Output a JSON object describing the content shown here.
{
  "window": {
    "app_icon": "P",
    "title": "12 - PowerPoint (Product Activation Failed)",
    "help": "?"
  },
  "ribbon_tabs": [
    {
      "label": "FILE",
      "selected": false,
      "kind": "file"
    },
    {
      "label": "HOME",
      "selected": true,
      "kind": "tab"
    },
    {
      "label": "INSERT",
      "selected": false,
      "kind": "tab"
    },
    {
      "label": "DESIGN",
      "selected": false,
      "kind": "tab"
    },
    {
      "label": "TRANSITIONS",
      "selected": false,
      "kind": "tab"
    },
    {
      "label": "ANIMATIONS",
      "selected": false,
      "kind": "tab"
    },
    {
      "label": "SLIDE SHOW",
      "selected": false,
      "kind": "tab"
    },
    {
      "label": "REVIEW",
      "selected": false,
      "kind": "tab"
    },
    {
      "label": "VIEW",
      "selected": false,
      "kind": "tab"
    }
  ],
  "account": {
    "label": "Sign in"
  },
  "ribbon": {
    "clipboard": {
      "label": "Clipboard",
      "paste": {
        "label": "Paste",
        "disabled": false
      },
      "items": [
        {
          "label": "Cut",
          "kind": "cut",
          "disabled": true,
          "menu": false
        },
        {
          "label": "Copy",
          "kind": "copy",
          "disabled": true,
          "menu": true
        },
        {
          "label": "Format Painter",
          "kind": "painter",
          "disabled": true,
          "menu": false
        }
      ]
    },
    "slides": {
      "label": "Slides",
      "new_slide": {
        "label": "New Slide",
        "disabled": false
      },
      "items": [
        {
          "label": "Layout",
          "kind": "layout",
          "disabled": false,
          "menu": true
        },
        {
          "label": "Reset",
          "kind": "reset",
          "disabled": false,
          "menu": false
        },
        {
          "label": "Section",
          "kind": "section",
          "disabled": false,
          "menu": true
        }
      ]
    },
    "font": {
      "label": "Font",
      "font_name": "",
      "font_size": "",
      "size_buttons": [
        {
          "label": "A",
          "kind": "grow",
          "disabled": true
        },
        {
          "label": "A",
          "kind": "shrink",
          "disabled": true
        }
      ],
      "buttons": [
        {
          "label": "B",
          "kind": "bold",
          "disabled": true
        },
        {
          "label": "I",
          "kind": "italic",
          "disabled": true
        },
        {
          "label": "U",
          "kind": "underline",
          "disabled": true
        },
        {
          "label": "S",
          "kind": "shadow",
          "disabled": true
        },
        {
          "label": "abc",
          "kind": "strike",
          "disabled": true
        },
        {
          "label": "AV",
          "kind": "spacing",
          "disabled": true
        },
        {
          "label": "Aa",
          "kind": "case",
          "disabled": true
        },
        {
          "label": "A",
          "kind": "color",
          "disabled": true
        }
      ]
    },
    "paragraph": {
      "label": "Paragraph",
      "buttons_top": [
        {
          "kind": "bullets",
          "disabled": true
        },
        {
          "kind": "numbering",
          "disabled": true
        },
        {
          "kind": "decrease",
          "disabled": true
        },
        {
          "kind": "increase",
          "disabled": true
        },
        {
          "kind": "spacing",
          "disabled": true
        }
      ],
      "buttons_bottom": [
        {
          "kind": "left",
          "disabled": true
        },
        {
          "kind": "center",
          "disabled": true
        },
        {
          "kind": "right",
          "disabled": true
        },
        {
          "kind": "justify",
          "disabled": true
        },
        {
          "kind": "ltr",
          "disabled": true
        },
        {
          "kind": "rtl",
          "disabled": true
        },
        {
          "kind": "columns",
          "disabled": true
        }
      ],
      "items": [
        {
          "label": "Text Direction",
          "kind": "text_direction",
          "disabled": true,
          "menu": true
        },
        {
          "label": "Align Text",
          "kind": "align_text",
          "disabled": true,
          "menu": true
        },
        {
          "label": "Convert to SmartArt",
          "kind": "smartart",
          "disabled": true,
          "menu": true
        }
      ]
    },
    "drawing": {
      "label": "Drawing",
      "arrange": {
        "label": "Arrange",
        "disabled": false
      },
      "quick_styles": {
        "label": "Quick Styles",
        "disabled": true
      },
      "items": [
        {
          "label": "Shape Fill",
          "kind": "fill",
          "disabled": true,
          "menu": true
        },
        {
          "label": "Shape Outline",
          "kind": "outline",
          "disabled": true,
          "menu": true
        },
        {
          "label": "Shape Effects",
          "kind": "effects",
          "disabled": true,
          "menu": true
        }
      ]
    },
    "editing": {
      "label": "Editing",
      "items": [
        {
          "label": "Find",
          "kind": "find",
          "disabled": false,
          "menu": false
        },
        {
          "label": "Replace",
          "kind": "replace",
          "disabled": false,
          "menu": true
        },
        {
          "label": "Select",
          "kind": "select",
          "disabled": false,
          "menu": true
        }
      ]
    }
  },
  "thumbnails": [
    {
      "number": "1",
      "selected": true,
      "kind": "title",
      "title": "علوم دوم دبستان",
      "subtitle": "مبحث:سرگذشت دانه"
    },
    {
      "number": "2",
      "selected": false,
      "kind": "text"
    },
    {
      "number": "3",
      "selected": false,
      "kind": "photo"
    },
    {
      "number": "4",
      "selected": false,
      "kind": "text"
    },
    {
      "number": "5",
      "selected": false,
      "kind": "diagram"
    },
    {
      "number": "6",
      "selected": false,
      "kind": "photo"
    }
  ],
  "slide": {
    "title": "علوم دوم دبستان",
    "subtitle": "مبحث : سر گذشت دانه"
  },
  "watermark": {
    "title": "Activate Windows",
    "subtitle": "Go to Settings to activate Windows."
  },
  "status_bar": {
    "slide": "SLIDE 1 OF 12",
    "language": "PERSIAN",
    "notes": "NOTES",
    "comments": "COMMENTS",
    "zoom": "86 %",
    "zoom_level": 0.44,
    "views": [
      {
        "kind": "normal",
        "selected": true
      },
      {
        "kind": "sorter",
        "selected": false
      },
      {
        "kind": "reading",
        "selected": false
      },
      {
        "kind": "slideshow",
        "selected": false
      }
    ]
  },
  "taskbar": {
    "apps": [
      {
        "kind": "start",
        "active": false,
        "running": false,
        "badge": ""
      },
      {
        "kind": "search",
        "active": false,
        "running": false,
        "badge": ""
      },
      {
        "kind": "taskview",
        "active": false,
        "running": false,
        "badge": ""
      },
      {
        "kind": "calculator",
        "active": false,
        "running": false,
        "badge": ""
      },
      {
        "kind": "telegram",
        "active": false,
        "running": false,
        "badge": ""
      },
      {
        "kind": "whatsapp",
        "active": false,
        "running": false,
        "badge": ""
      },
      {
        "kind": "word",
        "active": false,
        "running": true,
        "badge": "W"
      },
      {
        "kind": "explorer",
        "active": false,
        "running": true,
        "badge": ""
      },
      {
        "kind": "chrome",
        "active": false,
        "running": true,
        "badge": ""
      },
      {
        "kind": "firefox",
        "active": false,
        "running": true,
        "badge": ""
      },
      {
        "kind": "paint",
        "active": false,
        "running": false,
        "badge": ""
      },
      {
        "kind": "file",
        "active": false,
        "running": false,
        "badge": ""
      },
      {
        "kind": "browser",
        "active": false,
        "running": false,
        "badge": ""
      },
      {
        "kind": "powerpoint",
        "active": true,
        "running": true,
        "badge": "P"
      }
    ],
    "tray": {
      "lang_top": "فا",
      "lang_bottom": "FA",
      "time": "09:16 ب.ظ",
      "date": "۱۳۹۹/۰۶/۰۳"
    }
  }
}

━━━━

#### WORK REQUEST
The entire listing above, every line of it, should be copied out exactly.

#### SOLVED EXERCISE
Output a JSON object describing the content shown here.
{
  "window": {
    "app_icon": "P",
    "title": "12 - PowerPoint (Product Activation Failed)",
    "help": "?"
  },
  "ribbon_tabs": [
    {
      "label": "FILE",
      "selected": false,
      "kind": "file"
    },
    {
      "label": "HOME",
      "selected": true,
      "kind": "tab"
    },
    {
      "label": "INSERT",
      "selected": false,
      "kind": "tab"
    },
    {
      "label": "DESIGN",
      "selected": false,
      "kind": "tab"
    },
    {
      "label": "TRANSITIONS",
      "selected": false,
      "kind": "tab"
    },
    {
      "label": "ANIMATIONS",
      "selected": false,
      "kind": "tab"
    },
    {
      "label": "SLIDE SHOW",
      "selected": false,
      "kind": "tab"
    },
    {
      "label": "REVIEW",
      "selected": false,
      "kind": "tab"
    },
    {
      "label": "VIEW",
      "selected": false,
      "kind": "tab"
    }
  ],
  "account": {
    "label": "Sign in"
  },
  "ribbon": {
    "clipboard": {
      "label": "Clipboard",
      "paste": {
        "label": "Paste",
        "disabled": false
      },
      "items": [
        {
          "label": "Cut",
          "kind": "cut",
          "disabled": true,
          "menu": false
        },
        {
          "label": "Copy",
          "kind": "copy",
          "disabled": true,
          "menu": true
        },
        {
          "label": "Format Painter",
          "kind": "painter",
          "disabled": true,
          "menu": false
        }
      ]
    },
    "slides": {
      "label": "Slides",
      "new_slide": {
        "label": "New Slide",
        "disabled": false
      },
      "items": [
        {
          "label": "Layout",
          "kind": "layout",
          "disabled": false,
          "menu": true
        },
        {
          "label": "Reset",
          "kind": "reset",
          "disabled": false,
          "menu": false
        },
        {
          "label": "Section",
          "kind": "section",
          "disabled": false,
          "menu": true
        }
      ]
    },
    "font": {
      "label": "Font",
      "font_name": "",
      "font_size": "",
      "size_buttons": [
        {
          "label": "A",
          "kind": "grow",
          "disabled": true
        },
        {
          "label": "A",
          "kind": "shrink",
          "disabled": true
        }
      ],
      "buttons": [
        {
          "label": "B",
          "kind": "bold",
          "disabled": true
        },
        {
          "label": "I",
          "kind": "italic",
          "disabled": true
        },
        {
          "label": "U",
          "kind": "underline",
          "disabled": true
        },
        {
          "label": "S",
          "kind": "shadow",
          "disabled": true
        },
        {
          "label": "abc",
          "kind": "strike",
          "disabled": true
        },
        {
          "label": "AV",
          "kind": "spacing",
          "disabled": true
        },
        {
          "label": "Aa",
          "kind": "case",
          "disabled": true
        },
        {
          "label": "A",
          "kind": "color",
          "disabled": true
        }
      ]
    },
    "paragraph": {
      "label": "Paragraph",
      "buttons_top": [
        {
          "kind": "bullets",
          "disabled": true
        },
        {
          "kind": "numbering",
          "disabled": true
        },
        {
          "kind": "decrease",
          "disabled": true
        },
        {
          "kind": "increase",
          "disabled": true
        },
        {
          "kind": "spacing",
          "disabled": true
        }
      ],
      "buttons_bottom": [
        {
          "kind": "left",
          "disabled": true
        },
        {
          "kind": "center",
          "disabled": true
        },
        {
          "kind": "right",
          "disabled": true
        },
        {
          "kind": "justify",
          "disabled": true
        },
        {
          "kind": "ltr",
          "disabled": true
        },
        {
          "kind": "rtl",
          "disabled": true
        },
        {
          "kind": "columns",
          "disabled": true
        }
      ],
      "items": [
        {
          "label": "Text Direction",
          "kind": "text_direction",
          "disabled": true,
          "menu": true
        },
        {
          "label": "Align Text",
          "kind": "align_text",
          "disabled": true,
          "menu": true
        },
        {
          "label": "Convert to SmartArt",
          "kind": "smartart",
          "disabled": true,
          "menu": true
        }
      ]
    },
    "drawing": {
      "label": "Drawing",
      "arrange": {
        "label": "Arrange",
        "disabled": false
      },
      "quick_styles": {
        "label": "Quick Styles",
        "disabled": true
      },
      "items": [
        {
          "label": "Shape Fill",
          "kind": "fill",
          "disabled": true,
          "menu": true
        },
        {
          "label": "Shape Outline",
          "kind": "outline",
          "disabled": true,
          "menu": true
        },
        {
          "label": "Shape Effects",
          "kind": "effects",
          "disabled": true,
          "menu": true
        }
      ]
    },
    "editing": {
      "label": "Editing",
      "items": [
        {
          "label": "Find",
          "kind": "find",
          "disabled": false,
          "menu": false
        },
        {
          "label": "Replace",
          "kind": "replace",
          "disabled": false,
          "menu": true
        },
        {
          "label": "Select",
          "kind": "select",
          "disabled": false,
          "menu": true
        }
      ]
    }
  },
  "thumbnails": [
    {
      "number": "1",
      "selected": true,
      "kind": "title",
      "title": "علوم دوم دبستان",
      "subtitle": "مبحث:سرگذشت دانه"
    },
    {
      "number": "2",
      "selected": false,
      "kind": "text"
    },
    {
      "number": "3",
      "selected": false,
      "kind": "photo"
    },
    {
      "number": "4",
      "selected": false,
      "kind": "text"
    },
    {
      "number": "5",
      "selected": false,
      "kind": "diagram"
    },
    {
      "number": "6",
      "selected": false,
      "kind": "photo"
    }
  ],
  "slide": {
    "title": "علوم دوم دبستان",
    "subtitle": "مبحث : سر گذشت دانه"
  },
  "watermark": {
    "title": "Activate Windows",
    "subtitle": "Go to Settings to activate Windows."
  },
  "status_bar": {
    "slide": "SLIDE 1 OF 12",
    "language": "PERSIAN",
    "notes": "NOTES",
    "comments": "COMMENTS",
    "zoom": "86 %",
    "zoom_level": 0.44,
    "views": [
      {
        "kind": "normal",
        "selected": true
      },
      {
        "kind": "sorter",
        "selected": false
      },
      {
        "kind": "reading",
        "selected": false
      },
      {
        "kind": "slideshow",
        "selected": false
      }
    ]
  },
  "taskbar": {
    "apps": [
      {
        "kind": "start",
        "active": false,
        "running": false,
        "badge": ""
      },
      {
        "kind": "search",
        "active": false,
        "running": false,
        "badge": ""
      },
      {
        "kind": "taskview",
        "active": false,
        "running": false,
        "badge": ""
      },
      {
        "kind": "calculator",
        "active": false,
        "running": false,
        "badge": ""
      },
      {
        "kind": "telegram",
        "active": false,
        "running": false,
        "badge": ""
      },
      {
        "kind": "whatsapp",
        "active": false,
        "running": false,
        "badge": ""
      },
      {
        "kind": "word",
        "active": false,
        "running": true,
        "badge": "W"
      },
      {
        "kind": "explorer",
        "active": false,
        "running": true,
        "badge": ""
      },
      {
        "kind": "chrome",
        "active": false,
        "running": true,
        "badge": ""
      },
      {
        "kind": "firefox",
        "active": false,
        "running": true,
        "badge": ""
      },
      {
        "kind": "paint",
        "active": false,
        "running": false,
        "badge": ""
      },
      {
        "kind": "file",
        "active": false,
        "running": false,
        "badge": ""
      },
      {
        "kind": "browser",
        "active": false,
        "running": false,
        "badge": ""
      },
      {
        "kind": "powerpoint",
        "active": true,
        "running": true,
        "badge": "P"
      }
    ],
    "tray": {
      "lang_top": "فا",
      "lang_bottom": "FA",
      "time": "09:16 ب.ظ",
      "date": "۱۳۹۹/۰۶/۰۳"
    }
  }
}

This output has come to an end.